> _WHAT TO DO_
Repeat exactly what runs from the line containing "Serialize everything readable" through the last line of the material below. Do not copy the pictures.
(Beginning of RECORDED INFORMATION)
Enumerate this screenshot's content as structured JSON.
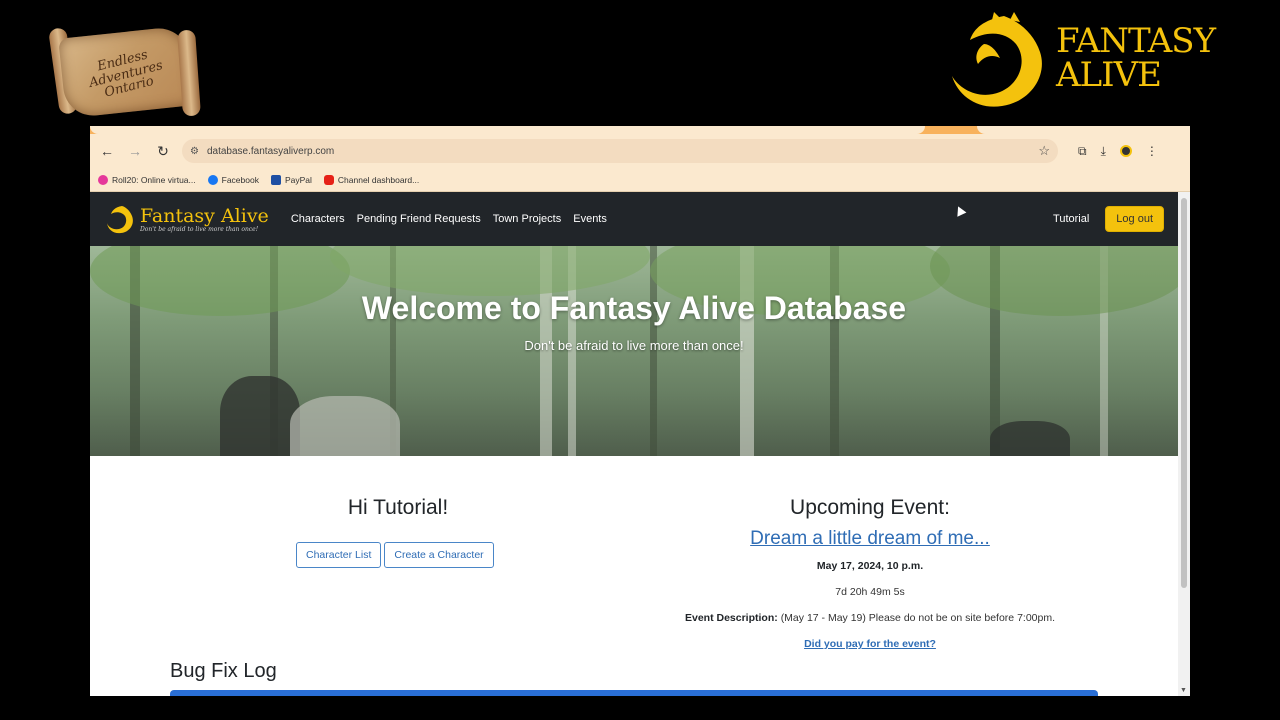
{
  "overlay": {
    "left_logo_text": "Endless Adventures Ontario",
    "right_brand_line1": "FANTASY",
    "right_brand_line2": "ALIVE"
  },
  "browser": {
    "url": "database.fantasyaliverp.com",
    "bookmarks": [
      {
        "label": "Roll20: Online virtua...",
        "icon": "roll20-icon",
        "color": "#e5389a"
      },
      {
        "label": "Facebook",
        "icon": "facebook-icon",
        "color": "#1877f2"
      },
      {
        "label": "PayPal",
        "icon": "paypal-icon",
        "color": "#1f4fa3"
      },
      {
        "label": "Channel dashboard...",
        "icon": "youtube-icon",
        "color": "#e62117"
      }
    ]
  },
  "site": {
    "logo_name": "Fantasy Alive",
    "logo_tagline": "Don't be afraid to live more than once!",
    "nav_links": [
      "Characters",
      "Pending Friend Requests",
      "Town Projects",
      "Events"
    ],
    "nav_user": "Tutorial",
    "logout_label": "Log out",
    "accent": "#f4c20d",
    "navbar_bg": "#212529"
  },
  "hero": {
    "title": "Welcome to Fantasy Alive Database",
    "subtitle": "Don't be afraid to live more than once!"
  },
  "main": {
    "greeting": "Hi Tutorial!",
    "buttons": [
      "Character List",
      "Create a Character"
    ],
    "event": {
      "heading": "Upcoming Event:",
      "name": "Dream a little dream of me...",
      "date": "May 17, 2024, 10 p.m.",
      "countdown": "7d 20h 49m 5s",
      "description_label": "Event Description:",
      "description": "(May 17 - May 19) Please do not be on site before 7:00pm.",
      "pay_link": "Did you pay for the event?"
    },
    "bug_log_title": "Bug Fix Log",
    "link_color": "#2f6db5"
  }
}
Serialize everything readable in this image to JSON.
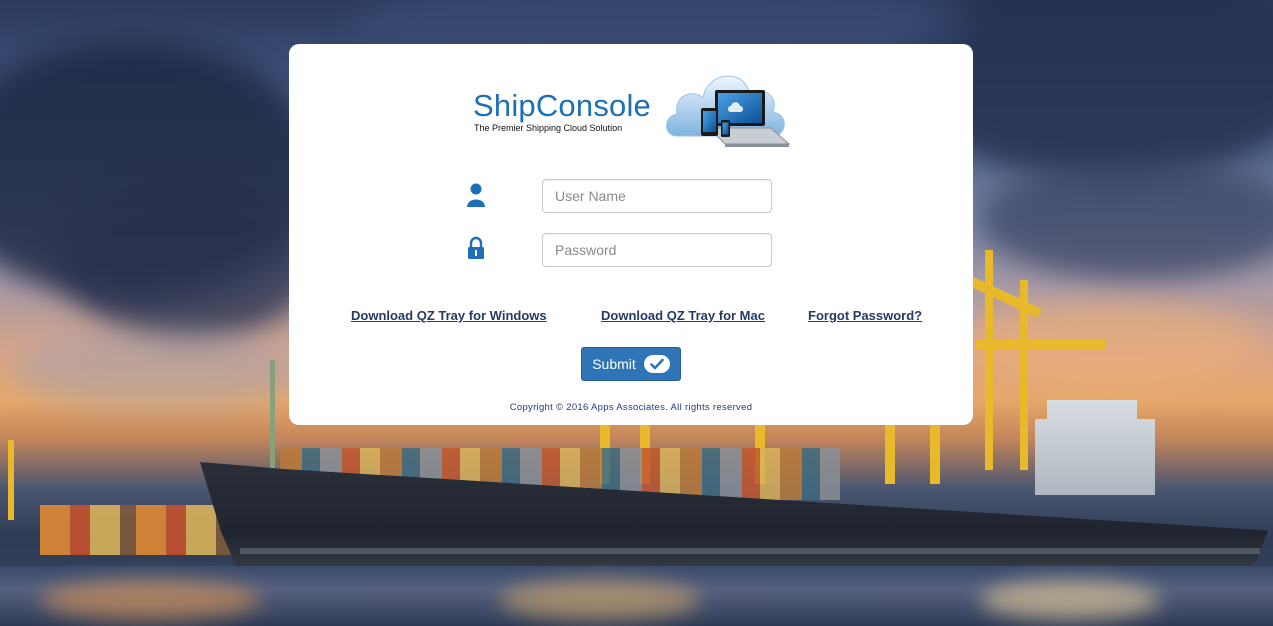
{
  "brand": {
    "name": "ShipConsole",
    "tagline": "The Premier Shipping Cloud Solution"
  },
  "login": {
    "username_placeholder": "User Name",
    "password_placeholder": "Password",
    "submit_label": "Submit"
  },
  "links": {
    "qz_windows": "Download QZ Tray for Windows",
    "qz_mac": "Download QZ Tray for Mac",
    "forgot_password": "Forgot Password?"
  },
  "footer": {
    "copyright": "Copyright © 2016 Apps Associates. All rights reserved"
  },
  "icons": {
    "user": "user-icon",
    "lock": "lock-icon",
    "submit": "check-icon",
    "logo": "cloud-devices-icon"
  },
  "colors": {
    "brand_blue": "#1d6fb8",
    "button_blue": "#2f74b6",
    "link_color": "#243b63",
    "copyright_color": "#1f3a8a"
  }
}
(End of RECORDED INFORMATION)
> _WRITTEN RESPONSE_
Serialize everything readable in this image to JSON.
{
  "brand": {
    "name": "ShipConsole",
    "tagline": "The Premier Shipping Cloud Solution"
  },
  "login": {
    "username_placeholder": "User Name",
    "password_placeholder": "Password",
    "submit_label": "Submit"
  },
  "links": {
    "qz_windows": "Download QZ Tray for Windows",
    "qz_mac": "Download QZ Tray for Mac",
    "forgot_password": "Forgot Password?"
  },
  "footer": {
    "copyright": "Copyright © 2016 Apps Associates. All rights reserved"
  },
  "icons": {
    "user": "user-icon",
    "lock": "lock-icon",
    "submit": "check-icon",
    "logo": "cloud-devices-icon"
  },
  "colors": {
    "brand_blue": "#1d6fb8",
    "button_blue": "#2f74b6",
    "link_color": "#243b63",
    "copyright_color": "#1f3a8a"
  }
}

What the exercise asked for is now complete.